── Dataset

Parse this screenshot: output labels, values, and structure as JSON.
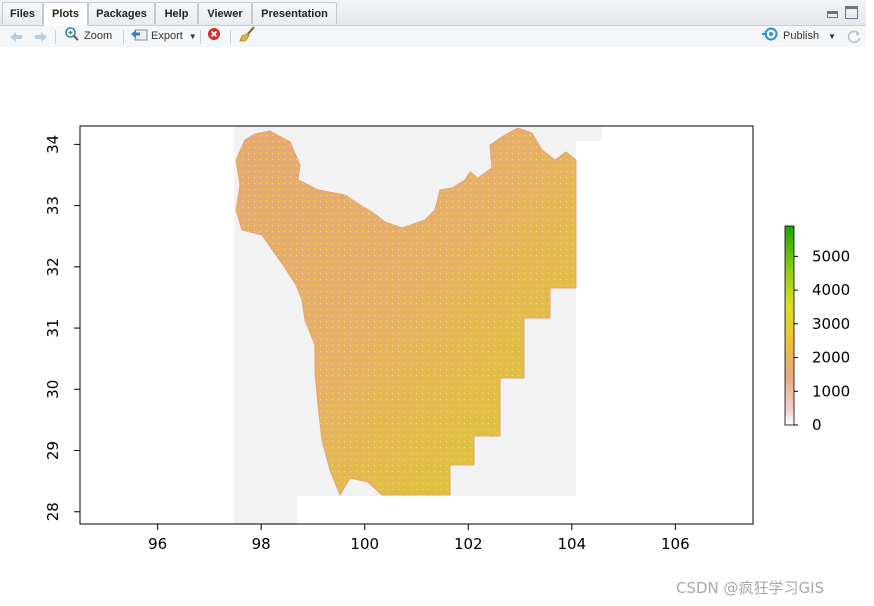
{
  "tabs": [
    {
      "label": "Files",
      "active": false
    },
    {
      "label": "Plots",
      "active": true
    },
    {
      "label": "Packages",
      "active": false
    },
    {
      "label": "Help",
      "active": false
    },
    {
      "label": "Viewer",
      "active": false
    },
    {
      "label": "Presentation",
      "active": false
    }
  ],
  "toolbar": {
    "zoom_label": "Zoom",
    "export_label": "Export",
    "publish_label": "Publish"
  },
  "chart_data": {
    "type": "heatmap",
    "title": "",
    "xlabel": "",
    "ylabel": "",
    "x_ticks": [
      "96",
      "98",
      "100",
      "102",
      "104",
      "106"
    ],
    "y_ticks": [
      "28",
      "29",
      "30",
      "31",
      "32",
      "33",
      "34"
    ],
    "xlim": [
      94.5,
      107.5
    ],
    "ylim": [
      27.8,
      34.3
    ],
    "legend": {
      "position": "right",
      "ticks": [
        "0",
        "1000",
        "2000",
        "3000",
        "4000",
        "5000"
      ],
      "range": [
        0,
        5900
      ],
      "colors": [
        "#ffffff",
        "#f2cfcc",
        "#e8a779",
        "#e8c43a",
        "#d9df22",
        "#8fcb12",
        "#1aa30c"
      ]
    }
  },
  "watermark": "CSDN @疯狂学习GIS"
}
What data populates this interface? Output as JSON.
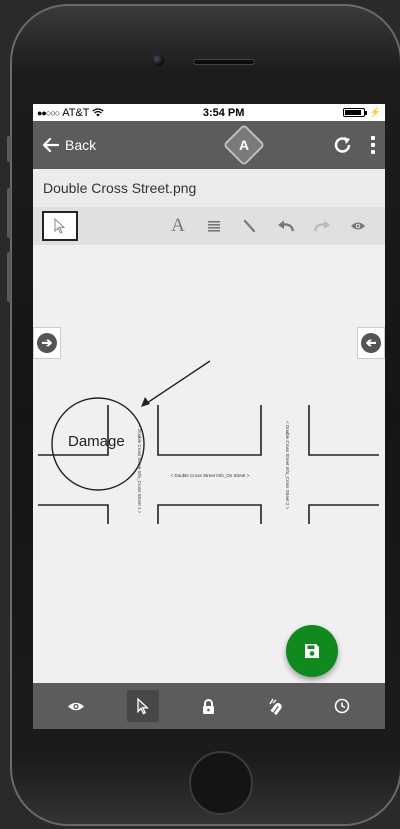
{
  "status_bar": {
    "carrier_signal": "●●○○○",
    "carrier": "AT&T",
    "time": "3:54 PM",
    "battery_level": 0.9
  },
  "nav": {
    "back_label": "Back",
    "logo_letter": "A",
    "icons": [
      "arrow-left-icon",
      "app-logo-icon",
      "refresh-icon",
      "kebab-menu-icon"
    ]
  },
  "file": {
    "name": "Double Cross Street.png"
  },
  "toolbar": {
    "tools": [
      "select-pointer-icon",
      "text-icon",
      "lines-icon",
      "pen-icon",
      "undo-icon",
      "redo-icon",
      "eye-icon"
    ],
    "text_tool_glyph": "A"
  },
  "canvas": {
    "annotation_text": "Damage",
    "street_label_1": "< Double Cross Street Info_Cross Street 1 >",
    "street_label_on": "< Double Cross Street Info_On Street >",
    "street_label_2": "< Double Cross Street Info_Cross Street 2 >"
  },
  "fab": {
    "icon": "save-icon",
    "color": "#108a1e"
  },
  "bottom_bar": {
    "items": [
      "eye-icon",
      "pointer-icon",
      "lock-icon",
      "magnet-icon",
      "clock-icon"
    ],
    "active_index": 1
  },
  "colors": {
    "nav_bg": "#5c5c5c",
    "canvas_bg": "#f0f0f0",
    "fab_green": "#108a1e"
  }
}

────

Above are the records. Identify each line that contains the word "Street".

== Exercise answer ==
    "name": "Double Cross Street.png"
    "street_label_1": "< Double Cross Street Info_Cross Street 1 >",
    "street_label_on": "< Double Cross Street Info_On Street >",
    "street_label_2": "< Double Cross Street Info_Cross Street 2 >"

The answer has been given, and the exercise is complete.